As we drive on Rossanley Drive each day, a sense of joy has returned as we view the best farmland in the Rogue Valley and know that it will not be blighted by solar panels. On many days, we would see workers in those fields and were saddened to know that scores of them would lose their jobs because of someone’s greed. Thanks to the efforts of 1,000 Friends of Oregon, LUBA has ruled in favor of sanity.
Another bit of Southern Oregon history was protected when the decision was made to keep the current name of Dead Indian Memorial Road. Why is it some folks move into our valley because of its many nuances, and then want to change the things which make the Rogue Valley unique? Many people move here because they were exhausted by the environment they left only to try to recreate it here.
If only we could honor Wes Howard’s wishes for the property he left and create a park space that is truly free for all children to use. Charter schools are not free.
Hopefully, honor, as well as reason, will surface on the corner of Rossanley Drive and North Ross Lane.
Use locking carts
Regarding a wonderfully succinct letter from Judy Kerr on Nov. 3 on the grocery carts:
A similar locking mechanism (put in coin, unlock cart; return cart to queue, get coin back) is used on the carts at Aldi's, a grocery chain in Ohio. No roving carts, central collection site, hired cart wranglers, fines, imprinted phone numbers or angst over homelessness or cleanup, repair and disinfection of carts.
I recommend this be optional for those businesses for whom it makes economic sense.
Anne H. Dennehy
What a resource
What a valuable, early-20th-century resource our local Hubert "Ax Handle" Smith is. Focusing his discerning gaze on what he wrote as Medford’s “homeless problem” — his quotation marks used to negate the quoted material — he laments that, unlike government and charities, private citizens have been largely forbidden from getting involved with the non-problem. (Leave aside the question, when aren’t charities the collective actions of private citizens?)

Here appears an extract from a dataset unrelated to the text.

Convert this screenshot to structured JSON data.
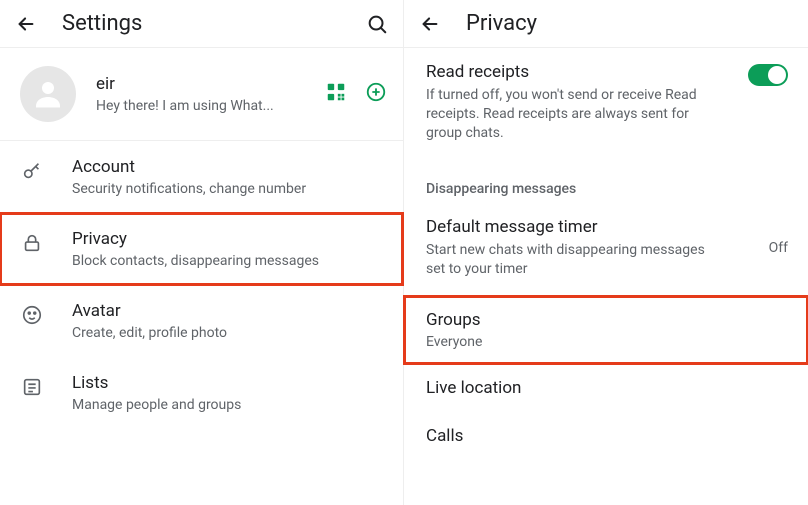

So, how does the 21st-century private citizen get involved? “I’ve heard that, back in the day, Medford businessmen would greet hobos with ax handles, politely inviting them to keep moving. I’m afraid that, in today’s topsy-turvy world, such a civic-minded citizen would quickly run afoul of ‘the law.’ ” Ahh, hobos — what charming, roguish and, yet, quintessentially American folk characters they were. Didn’t Roger Miller do a best-selling song about them?
Everything is certainly up-to-date in the Kansas City of Ax Handle’s mind.
And don’t get ol’ Ax Handle started on the demise of the sundown laws. Now there’s a solution every right-minded, private citizen can get behind, if only the government and charities would just get out of the way of progress.
Vision clinic made a difference
On Saturday, Nov. 4, the Southern Oregon Lions Sight & Hearing Center, along with six local Lions Clubs, volunteer optometrists, opticians and community members, came together to help 101 low-income residents of Jackson and Josephine Counties receive a pair of “Recycled for Sight” eyeglasses through the Center’s annual community vision clinic.
These community vision clinics are a great service opportunity for Lions Club and community members. They gladly give up their time on a Saturday to really make a difference in a person’s life. Additionally, the used eyeglasses donated by local residents stay right in the community to assist those in need.
The next clinic will be held in the summer of 2018. Call 541-779-3653 or email email@example.com for more information.
Glory Cooper, executive director, Southern Oregon Lions Sight & Hearing Center